The M1956 gear is canvas (which many prefer because it is quieter in the bush than nylon; and which equally many people don't like because canvas soaks up moisture and rots in hot, wet climates). The M1956 gear was the first to introduce what has become known as the "ALICE clip," a metal slide-lock retainer for attaching gear to the belt.
The M1956 gear also introduced the "butt back," which like the pistol belt has gone through many modifications over the years.
Early pattern M1956 "buttpack" showing ALICE attachment clips.

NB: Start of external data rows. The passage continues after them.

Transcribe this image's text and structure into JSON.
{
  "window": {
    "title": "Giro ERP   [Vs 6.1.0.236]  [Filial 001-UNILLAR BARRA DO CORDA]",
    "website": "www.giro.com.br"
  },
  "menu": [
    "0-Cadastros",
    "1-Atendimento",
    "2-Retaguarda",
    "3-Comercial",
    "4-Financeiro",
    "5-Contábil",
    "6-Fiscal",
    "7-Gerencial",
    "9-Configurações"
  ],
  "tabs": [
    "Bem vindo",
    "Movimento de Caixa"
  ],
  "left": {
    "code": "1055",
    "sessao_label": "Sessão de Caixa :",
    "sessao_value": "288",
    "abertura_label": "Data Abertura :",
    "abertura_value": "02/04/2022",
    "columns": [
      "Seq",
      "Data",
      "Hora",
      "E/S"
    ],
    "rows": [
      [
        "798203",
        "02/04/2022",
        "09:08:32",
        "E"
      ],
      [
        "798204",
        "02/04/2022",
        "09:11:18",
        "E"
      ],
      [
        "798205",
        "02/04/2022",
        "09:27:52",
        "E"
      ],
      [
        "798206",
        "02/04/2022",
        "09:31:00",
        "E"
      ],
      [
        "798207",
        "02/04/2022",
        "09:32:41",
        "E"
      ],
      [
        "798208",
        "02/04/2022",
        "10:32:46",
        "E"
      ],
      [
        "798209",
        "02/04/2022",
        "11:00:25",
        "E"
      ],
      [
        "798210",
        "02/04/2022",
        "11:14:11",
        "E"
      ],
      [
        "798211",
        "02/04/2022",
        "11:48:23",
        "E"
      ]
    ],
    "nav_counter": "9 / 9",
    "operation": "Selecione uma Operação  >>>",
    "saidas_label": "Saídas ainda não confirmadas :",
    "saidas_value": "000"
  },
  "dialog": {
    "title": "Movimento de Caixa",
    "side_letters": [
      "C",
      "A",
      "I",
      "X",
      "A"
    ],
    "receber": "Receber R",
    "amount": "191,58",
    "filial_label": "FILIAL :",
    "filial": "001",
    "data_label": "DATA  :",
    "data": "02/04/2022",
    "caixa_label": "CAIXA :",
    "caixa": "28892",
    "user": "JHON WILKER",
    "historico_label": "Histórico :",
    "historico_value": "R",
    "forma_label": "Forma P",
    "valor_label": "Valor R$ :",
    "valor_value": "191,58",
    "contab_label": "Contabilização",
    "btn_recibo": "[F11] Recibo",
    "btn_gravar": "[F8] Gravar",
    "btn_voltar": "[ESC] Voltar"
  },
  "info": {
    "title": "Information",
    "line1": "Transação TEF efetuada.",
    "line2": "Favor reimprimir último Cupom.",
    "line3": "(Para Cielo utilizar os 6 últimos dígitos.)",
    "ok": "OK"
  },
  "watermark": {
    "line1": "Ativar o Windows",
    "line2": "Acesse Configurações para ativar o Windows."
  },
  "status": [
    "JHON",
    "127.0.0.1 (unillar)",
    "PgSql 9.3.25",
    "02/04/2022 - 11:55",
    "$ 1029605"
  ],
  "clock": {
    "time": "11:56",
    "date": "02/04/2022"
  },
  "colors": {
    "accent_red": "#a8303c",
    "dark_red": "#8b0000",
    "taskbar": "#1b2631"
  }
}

Because of the complaints about canvas gear in the climate of South Vietnam, the Army began to modify the M1956 canvas gear by making the design in rot-resistant nylon.
The M1967 "Davis Belt" kept the M1956 design with the exception of the material, nylon, and the "quick release Davis buckle." Unfortunately it had the tendency to come undone at the worst possible time.

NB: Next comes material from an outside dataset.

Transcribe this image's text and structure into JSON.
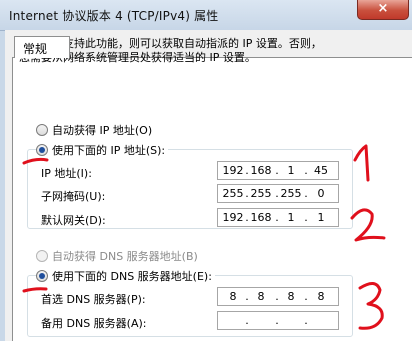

The M1967 Individual Load Carrying Equipment was a modernized version of the M1956, designed specially for Vietnam. Even so, the M1967 gear did not entirely replace the M1956 equipment, and the canvas and nylon equipment were mixed together to form composite webbing, since both types were fully compatible with each other.

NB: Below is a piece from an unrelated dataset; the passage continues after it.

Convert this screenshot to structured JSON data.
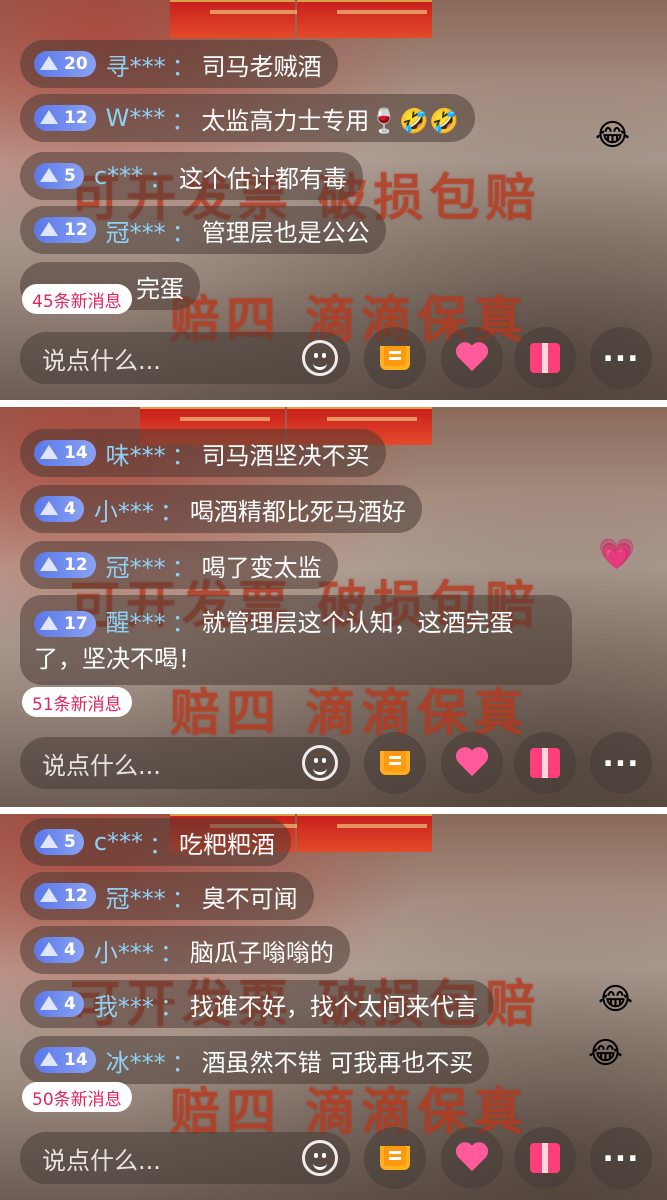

After Vietnam, the soldier's individual combat load was reconfigured again to the ALICE system, as you can see in the first photo at the top of the post. Throughout the years since, the belt has remained very similar, the biggest change being the search for the perfect buckle.
This early-pattern LC-2 is the type I picked up at the thrift store today.
Early Pattern LC-2 Belt with metal buckle.
Second Pattern LC-2 Belt with plastic buckle.
Late pattern LC-2 Belt with improved plastic buckle.
In the 1990s and on into the 21st Century the men and women of my unit, 1st Alabama Cavalry and other constitution militia formations, were most often accoutered with some combination of these largely interchangeable pieces of load bearing equipment. Often the ALICE clips were used only long enough for the trooper to determine the best arrangement of gear on their belt and then the clips would be substituted with nylon 550 cord, which is much quieter, never rusts and doesn't dig into your flesh when subjected to stress when worn.
Stainless Steel Drink Bottles and Thermos Containers
I also picked up a selection of stainless steel drinking bottles and thermos-type insulated containers. For example, I got three of this style (as above, except in unpainted stainless) for $.39 each.
They hold 13 oz of liquid and are made of # 304 food grade stainless steel and are guaranteed to be "Lead safe, Phthalate, and BPA free. Conforms to or exceeds U.S. and European safety standards."
I also scored 6 of these 750ml containers with the logo of a local bank on them. The logo will succumb to acetone, I have no fear. The cost? $.59 each.
Also picked up three of these stainless Thermos containers:
The price was $.99 each. They hold a liter of liquid, hot or cold.
I like all these because they are stainless and they have wide mouths making cleaning easy.
Finally, on my recent stop at A-A Surplus in Leeds, I picked up one of these in Woodland.
rest at link: http://sipseystreetirregulars.blogspot.com/2011/03/praxis-militia-logistics-pistol-belts.html